- RECORDS SUPPLIED -
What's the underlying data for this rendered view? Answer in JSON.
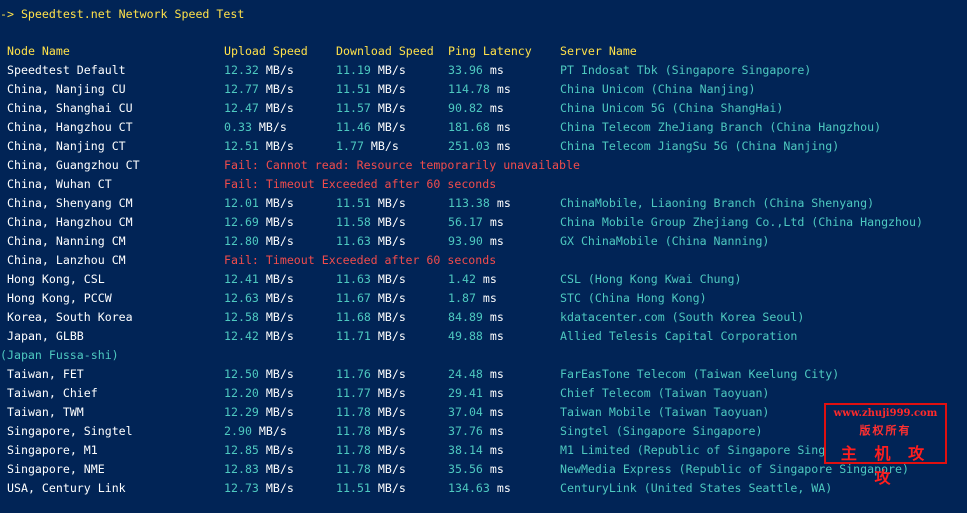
{
  "title": "-> Speedtest.net Network Speed Test",
  "headers": {
    "node": "Node Name",
    "upload": "Upload Speed",
    "download": "Download Speed",
    "ping": "Ping Latency",
    "server": "Server Name"
  },
  "units": {
    "speed": "MB/s",
    "ping": "ms"
  },
  "rows": [
    {
      "node": "Speedtest Default",
      "up": "12.32",
      "down": "11.19",
      "ping": "33.96",
      "server": "PT Indosat Tbk (Singapore Singapore)"
    },
    {
      "node": "China, Nanjing CU",
      "up": "12.77",
      "down": "11.51",
      "ping": "114.78",
      "server": "China Unicom (China Nanjing)"
    },
    {
      "node": "China, Shanghai CU",
      "up": "12.47",
      "down": "11.57",
      "ping": "90.82",
      "server": "China Unicom 5G (China ShangHai)"
    },
    {
      "node": "China, Hangzhou CT",
      "up": "0.33",
      "down": "11.46",
      "ping": "181.68",
      "server": "China Telecom ZheJiang Branch (China Hangzhou)"
    },
    {
      "node": "China, Nanjing CT",
      "up": "12.51",
      "down": "1.77",
      "ping": "251.03",
      "server": "China Telecom JiangSu 5G (China Nanjing)"
    },
    {
      "node": "China, Guangzhou CT",
      "error": "Fail: Cannot read: Resource temporarily unavailable"
    },
    {
      "node": "China, Wuhan CT",
      "error": "Fail: Timeout Exceeded after 60 seconds"
    },
    {
      "node": "China, Shenyang CM",
      "up": "12.01",
      "down": "11.51",
      "ping": "113.38",
      "server": "ChinaMobile, Liaoning Branch (China Shenyang)"
    },
    {
      "node": "China, Hangzhou CM",
      "up": "12.69",
      "down": "11.58",
      "ping": "56.17",
      "server": "China Mobile Group Zhejiang Co.,Ltd (China Hangzhou)"
    },
    {
      "node": "China, Nanning CM",
      "up": "12.80",
      "down": "11.63",
      "ping": "93.90",
      "server": "GX ChinaMobile (China Nanning)"
    },
    {
      "node": "China, Lanzhou CM",
      "error": "Fail: Timeout Exceeded after 60 seconds"
    },
    {
      "node": "Hong Kong, CSL",
      "up": "12.41",
      "down": "11.63",
      "ping": "1.42",
      "server": "CSL (Hong Kong Kwai Chung)"
    },
    {
      "node": "Hong Kong, PCCW",
      "up": "12.63",
      "down": "11.67",
      "ping": "1.87",
      "server": "STC (China Hong Kong)"
    },
    {
      "node": "Korea, South Korea",
      "up": "12.58",
      "down": "11.68",
      "ping": "84.89",
      "server": "kdatacenter.com (South Korea Seoul)"
    },
    {
      "node": "Japan, GLBB",
      "up": "12.42",
      "down": "11.71",
      "ping": "49.88",
      "server": "Allied Telesis Capital Corporation",
      "wrap": "(Japan Fussa-shi)"
    },
    {
      "node": "Taiwan, FET",
      "up": "12.50",
      "down": "11.76",
      "ping": "24.48",
      "server": "FarEasTone Telecom (Taiwan Keelung City)"
    },
    {
      "node": "Taiwan, Chief",
      "up": "12.20",
      "down": "11.77",
      "ping": "29.41",
      "server": "Chief Telecom (Taiwan Taoyuan)"
    },
    {
      "node": "Taiwan, TWM",
      "up": "12.29",
      "down": "11.78",
      "ping": "37.04",
      "server": "Taiwan Mobile (Taiwan Taoyuan)"
    },
    {
      "node": "Singapore, Singtel",
      "up": "2.90",
      "down": "11.78",
      "ping": "37.76",
      "server": "Singtel (Singapore Singapore)"
    },
    {
      "node": "Singapore, M1",
      "up": "12.85",
      "down": "11.78",
      "ping": "38.14",
      "server": "M1 Limited (Republic of Singapore Singapore)"
    },
    {
      "node": "Singapore, NME",
      "up": "12.83",
      "down": "11.78",
      "ping": "35.56",
      "server": "NewMedia Express (Republic of Singapore Singapore)"
    },
    {
      "node": "USA, Century Link",
      "up": "12.73",
      "down": "11.51",
      "ping": "134.63",
      "server": "CenturyLink (United States Seattle, WA)"
    }
  ],
  "watermark": {
    "url": "www.zhuji999.com",
    "sub": "版权所有",
    "main": "主 机 攻 攻"
  },
  "colors": {
    "background": "#012456",
    "number": "#4ec9c0",
    "header": "#ffe14a",
    "error": "#f14c4c",
    "text": "#ffffff"
  }
}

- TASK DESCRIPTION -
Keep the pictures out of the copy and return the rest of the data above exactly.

- SOLUTION FOR THIS TASK -
What's the underlying data for this rendered view? Answer in JSON.
{
  "title": "-> Speedtest.net Network Speed Test",
  "headers": {
    "node": "Node Name",
    "upload": "Upload Speed",
    "download": "Download Speed",
    "ping": "Ping Latency",
    "server": "Server Name"
  },
  "units": {
    "speed": "MB/s",
    "ping": "ms"
  },
  "rows": [
    {
      "node": "Speedtest Default",
      "up": "12.32",
      "down": "11.19",
      "ping": "33.96",
      "server": "PT Indosat Tbk (Singapore Singapore)"
    },
    {
      "node": "China, Nanjing CU",
      "up": "12.77",
      "down": "11.51",
      "ping": "114.78",
      "server": "China Unicom (China Nanjing)"
    },
    {
      "node": "China, Shanghai CU",
      "up": "12.47",
      "down": "11.57",
      "ping": "90.82",
      "server": "China Unicom 5G (China ShangHai)"
    },
    {
      "node": "China, Hangzhou CT",
      "up": "0.33",
      "down": "11.46",
      "ping": "181.68",
      "server": "China Telecom ZheJiang Branch (China Hangzhou)"
    },
    {
      "node": "China, Nanjing CT",
      "up": "12.51",
      "down": "1.77",
      "ping": "251.03",
      "server": "China Telecom JiangSu 5G (China Nanjing)"
    },
    {
      "node": "China, Guangzhou CT",
      "error": "Fail: Cannot read: Resource temporarily unavailable"
    },
    {
      "node": "China, Wuhan CT",
      "error": "Fail: Timeout Exceeded after 60 seconds"
    },
    {
      "node": "China, Shenyang CM",
      "up": "12.01",
      "down": "11.51",
      "ping": "113.38",
      "server": "ChinaMobile, Liaoning Branch (China Shenyang)"
    },
    {
      "node": "China, Hangzhou CM",
      "up": "12.69",
      "down": "11.58",
      "ping": "56.17",
      "server": "China Mobile Group Zhejiang Co.,Ltd (China Hangzhou)"
    },
    {
      "node": "China, Nanning CM",
      "up": "12.80",
      "down": "11.63",
      "ping": "93.90",
      "server": "GX ChinaMobile (China Nanning)"
    },
    {
      "node": "China, Lanzhou CM",
      "error": "Fail: Timeout Exceeded after 60 seconds"
    },
    {
      "node": "Hong Kong, CSL",
      "up": "12.41",
      "down": "11.63",
      "ping": "1.42",
      "server": "CSL (Hong Kong Kwai Chung)"
    },
    {
      "node": "Hong Kong, PCCW",
      "up": "12.63",
      "down": "11.67",
      "ping": "1.87",
      "server": "STC (China Hong Kong)"
    },
    {
      "node": "Korea, South Korea",
      "up": "12.58",
      "down": "11.68",
      "ping": "84.89",
      "server": "kdatacenter.com (South Korea Seoul)"
    },
    {
      "node": "Japan, GLBB",
      "up": "12.42",
      "down": "11.71",
      "ping": "49.88",
      "server": "Allied Telesis Capital Corporation",
      "wrap": "(Japan Fussa-shi)"
    },
    {
      "node": "Taiwan, FET",
      "up": "12.50",
      "down": "11.76",
      "ping": "24.48",
      "server": "FarEasTone Telecom (Taiwan Keelung City)"
    },
    {
      "node": "Taiwan, Chief",
      "up": "12.20",
      "down": "11.77",
      "ping": "29.41",
      "server": "Chief Telecom (Taiwan Taoyuan)"
    },
    {
      "node": "Taiwan, TWM",
      "up": "12.29",
      "down": "11.78",
      "ping": "37.04",
      "server": "Taiwan Mobile (Taiwan Taoyuan)"
    },
    {
      "node": "Singapore, Singtel",
      "up": "2.90",
      "down": "11.78",
      "ping": "37.76",
      "server": "Singtel (Singapore Singapore)"
    },
    {
      "node": "Singapore, M1",
      "up": "12.85",
      "down": "11.78",
      "ping": "38.14",
      "server": "M1 Limited (Republic of Singapore Singapore)"
    },
    {
      "node": "Singapore, NME",
      "up": "12.83",
      "down": "11.78",
      "ping": "35.56",
      "server": "NewMedia Express (Republic of Singapore Singapore)"
    },
    {
      "node": "USA, Century Link",
      "up": "12.73",
      "down": "11.51",
      "ping": "134.63",
      "server": "CenturyLink (United States Seattle, WA)"
    }
  ],
  "watermark": {
    "url": "www.zhuji999.com",
    "sub": "版权所有",
    "main": "主 机 攻 攻"
  },
  "colors": {
    "background": "#012456",
    "number": "#4ec9c0",
    "header": "#ffe14a",
    "error": "#f14c4c",
    "text": "#ffffff"
  }
}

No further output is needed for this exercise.